- Counting kindness: Keep a log of all the kind acts that you do in a particular day. Jot them down by the end of each day.
- Three funny things: Write down the three funniest things that you experienced or participated in each day; also write about why the funny thing happened (e.g., was it something you created, something you observed, something spontaneous?)
- Gratitude letter/visit: Write a letter of gratitude to someone who has had a positive impact on you. If feasible, you might consider delivering the letter to the person. [It is important to first weigh the pros and cons of delivering such a letter.]
- Three good things: Jot down three things that went well for you each day and give an explanation as to why these good things occurred.
- Use your signature strengths in a new way: This is the most popular of all positive psychology exercises. Take the VIA Survey that asks you about your character strengths. Choose one of your highest strengths (your signature strengths) and use it in a new way each day. For tips on how to use any of the 24 character strengths in a new way, go here.

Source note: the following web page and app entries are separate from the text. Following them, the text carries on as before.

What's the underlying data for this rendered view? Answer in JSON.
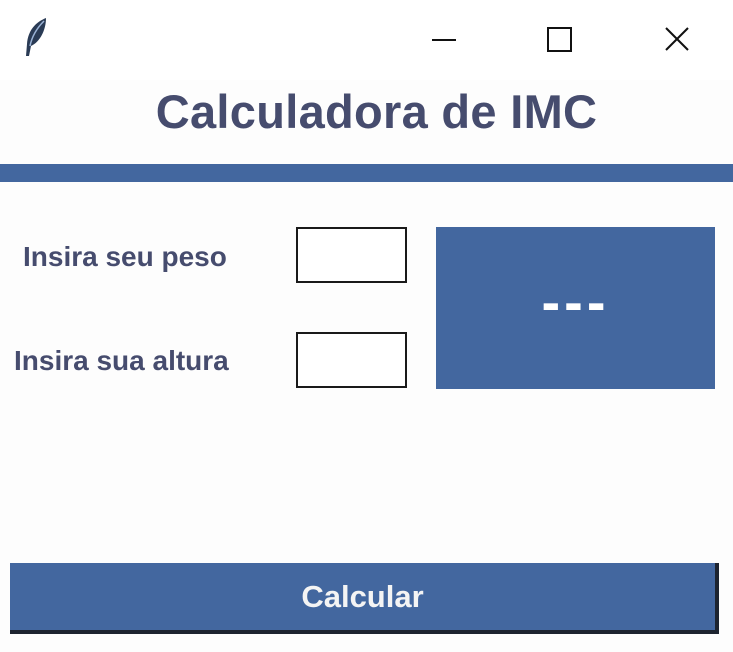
{
  "window": {
    "controls": [
      {
        "name": "minimize",
        "icon": "minimize-icon"
      },
      {
        "name": "maximize",
        "icon": "maximize-icon"
      },
      {
        "name": "close",
        "icon": "close-icon"
      }
    ],
    "app_icon": "feather-icon"
  },
  "header": {
    "title": "Calculadora de IMC"
  },
  "form": {
    "weight_label": "Insira seu peso",
    "weight_value": "",
    "height_label": "Insira sua altura",
    "height_value": ""
  },
  "result": {
    "text": "---"
  },
  "actions": {
    "calculate_label": "Calcular"
  },
  "colors": {
    "accent": "#43679f",
    "text": "#464c6e",
    "background": "#fdfdfd",
    "button_text": "#f4f4f4"
  }
}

- If you don’t like the idea of writing these exercises out, consider having a planned discussion each day for a week about the exercise with someone in your life.
- Make sure you practice the exercise for a full week. Take notice of the impact it has.
Study noted above:
Gander, F., Proyer, R. T., Ruch, W., & Wyss, T. (2012). Strength-based positive interventions: Further evidence for their potential in enhancing well-being. Journal of Happiness Studies.
Related studies and sources with similar exercises:
Mitchell, J., Stanimirovic, R., Klein, B., & Vella-Brodrick, D. (2009). A randomised controlled trial of a self-guided internet intervention promoting well-being. Computers in Human Behavior, 25, 749–760.
Mongrain, M., & Anselmo-Matthews, T. (2012).Do positive psychology exercises work? A replication of Seligman et al. Journal of Clinical Psychology, 68(4).
Niemiec, R. M., & Wedding, D. (2013). Positive psychology at the movies 2: Using films to build virtues and character strengths. Cambridge, MA: Hogrefe.
Otake, K., Shimai, S., Tanaka-Matsumi, J., Otsui, K., & Fredrickson, B. (2006). Happy people become happier through kindness: A counting kindness intervention. Journal of Happiness Studies, 7(3), 361–375.
Peterson, C. (2006). A primer in positive psychology. New York: Oxford University Press.
Peterson, C. & Seligman, M. E. P. (2004). Character strengths and virtues: A handbook and classification. New York: Oxford University Press.
Rashid, T., & Anjum, A. (2008). Positive psychotherapy for young adults and children. In J. R. Z. Abela & B. L. Hankin (Eds.), Handbook of depression in children and adolescents: Causes, treatment, and prevention (pp. 250–287). New York: Guilford.
Seligman, M. E. P., Steen, T. A., Park, N., & Peterson, C. (2005). Positive psychology progress: Empirical validation of interventions. American Psychologist, 60, 410–421.